  • The Centers for Disease Control and Prevention (CDC) Universal Data Collection System (UDC) for Blood Disorders is a national public health surveillance project  which collects data from people with hemophilia and other bleeding disorders of all ages to better understand issues across the lifespan. To view the data reports, visit
  • The American Thrombosis and Hemostasis Network (ATHN) is a non-profit organization that has partnerships with federal HTCs to develop a safe and secure national database of patient health information on bleeding disorders that serves as a community resource for research. To see a complete set of services and educational materials, visit
  • Hemophilia Federation of America is a non-profit consumer advocacy organization that works in conjunction with other national and state organizations on behalf of those who have bleeding disorders. To learn more, visit
  • The National Hemophilia Foundation serves hemophiliacs and their families through its local chapters. Patient services include support of comprehensive care centers, scholarships, patient education, blood drives, emergency financial assistance, and referrals. To learn more, visit

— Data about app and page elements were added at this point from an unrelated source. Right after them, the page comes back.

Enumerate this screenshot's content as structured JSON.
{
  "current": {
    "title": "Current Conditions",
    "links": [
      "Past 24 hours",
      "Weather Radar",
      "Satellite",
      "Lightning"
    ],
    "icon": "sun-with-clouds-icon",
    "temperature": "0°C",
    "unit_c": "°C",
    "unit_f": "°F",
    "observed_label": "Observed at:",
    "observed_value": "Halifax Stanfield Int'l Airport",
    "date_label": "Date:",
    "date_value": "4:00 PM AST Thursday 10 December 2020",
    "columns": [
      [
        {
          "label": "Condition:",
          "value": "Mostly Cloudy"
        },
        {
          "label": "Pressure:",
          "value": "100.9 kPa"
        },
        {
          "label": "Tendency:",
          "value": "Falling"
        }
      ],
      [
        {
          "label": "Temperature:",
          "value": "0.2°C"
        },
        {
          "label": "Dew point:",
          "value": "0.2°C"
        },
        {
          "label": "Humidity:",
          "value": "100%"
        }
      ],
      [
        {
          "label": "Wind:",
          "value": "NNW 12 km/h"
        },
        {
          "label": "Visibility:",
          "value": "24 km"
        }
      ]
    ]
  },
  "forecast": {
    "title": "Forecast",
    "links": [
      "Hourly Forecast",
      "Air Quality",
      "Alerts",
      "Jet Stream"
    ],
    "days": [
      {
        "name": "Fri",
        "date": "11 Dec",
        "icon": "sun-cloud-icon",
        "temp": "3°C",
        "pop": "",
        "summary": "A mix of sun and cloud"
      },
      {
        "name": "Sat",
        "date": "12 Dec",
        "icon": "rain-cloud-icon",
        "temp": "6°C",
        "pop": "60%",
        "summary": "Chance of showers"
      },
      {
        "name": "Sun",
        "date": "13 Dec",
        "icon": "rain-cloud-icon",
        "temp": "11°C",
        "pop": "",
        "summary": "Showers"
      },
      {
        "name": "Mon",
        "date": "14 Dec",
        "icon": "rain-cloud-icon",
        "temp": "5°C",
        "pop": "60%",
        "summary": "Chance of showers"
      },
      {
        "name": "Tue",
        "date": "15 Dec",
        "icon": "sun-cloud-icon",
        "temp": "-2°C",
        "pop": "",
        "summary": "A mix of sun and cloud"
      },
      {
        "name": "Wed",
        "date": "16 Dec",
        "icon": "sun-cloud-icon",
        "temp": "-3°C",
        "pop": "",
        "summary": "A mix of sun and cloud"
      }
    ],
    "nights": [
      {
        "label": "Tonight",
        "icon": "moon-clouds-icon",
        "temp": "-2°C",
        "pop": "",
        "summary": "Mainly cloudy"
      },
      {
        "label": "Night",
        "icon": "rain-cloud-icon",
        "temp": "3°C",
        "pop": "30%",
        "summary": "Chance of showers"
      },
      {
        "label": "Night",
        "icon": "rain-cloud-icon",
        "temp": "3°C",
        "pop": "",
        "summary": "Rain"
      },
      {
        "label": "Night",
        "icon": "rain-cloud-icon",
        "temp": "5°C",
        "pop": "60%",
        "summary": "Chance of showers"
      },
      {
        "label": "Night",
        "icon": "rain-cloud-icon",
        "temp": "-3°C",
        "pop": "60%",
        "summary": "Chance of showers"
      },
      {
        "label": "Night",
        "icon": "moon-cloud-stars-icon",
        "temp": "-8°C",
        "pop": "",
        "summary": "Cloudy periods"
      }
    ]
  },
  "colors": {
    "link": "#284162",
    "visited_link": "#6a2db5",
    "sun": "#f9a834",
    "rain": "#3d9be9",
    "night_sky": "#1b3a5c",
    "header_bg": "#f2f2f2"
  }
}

  • MCHB Program Grants Guidance and Application Materials are available online. Those interested in applying for MCHB grants should visit to access instructions and other pertinent information.